To do:
Only a number is required: the count of lines in the material below that contain "Scale".

'''

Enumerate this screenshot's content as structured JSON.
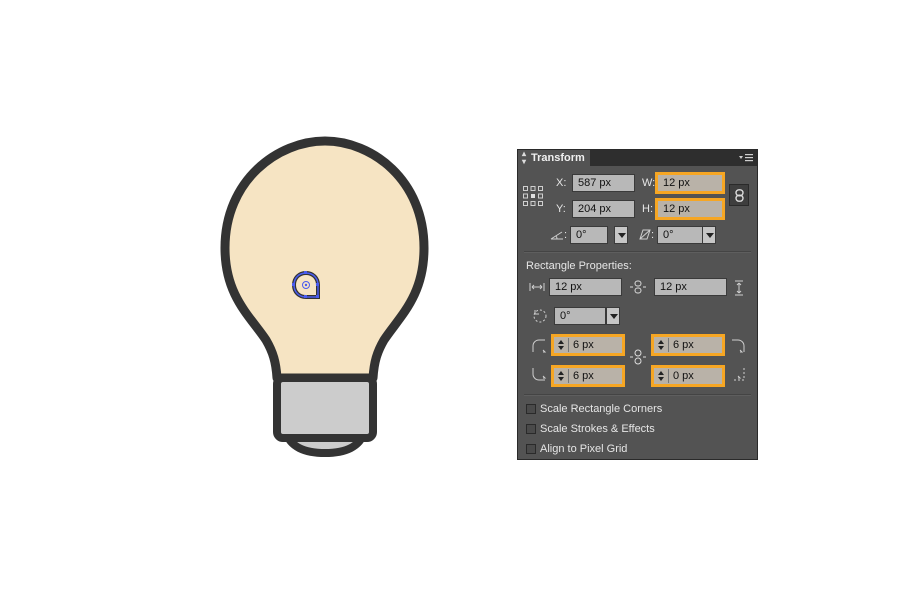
{
  "panel": {
    "title": "Transform",
    "x_label": "X:",
    "x_value": "587 px",
    "y_label": "Y:",
    "y_value": "204 px",
    "w_label": "W:",
    "w_value": "12 px",
    "h_label": "H:",
    "h_value": "12 px",
    "rotate_value": "0°",
    "shear_value": "0°",
    "rect_section_title": "Rectangle Properties:",
    "rect_width": "12 px",
    "rect_height": "12 px",
    "rect_rotate": "0°",
    "corner_tl": "6 px",
    "corner_tr": "6 px",
    "corner_bl": "6 px",
    "corner_br": "0 px",
    "checkboxes": [
      {
        "label": "Scale Rectangle Corners",
        "checked": false
      },
      {
        "label": "Scale Strokes & Effects",
        "checked": false
      },
      {
        "label": "Align to Pixel Grid",
        "checked": false
      }
    ]
  },
  "colors": {
    "bulb_fill": "#f6e4c3",
    "outline": "#333333",
    "base_fill": "#cccccc",
    "selection": "#4a5cf0",
    "highlight": "#f6a623"
  },
  "icons": [
    "reference-point-icon",
    "link-icon",
    "rotate-icon",
    "shear-icon",
    "panel-menu-icon"
  ]
}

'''

Task answer:
2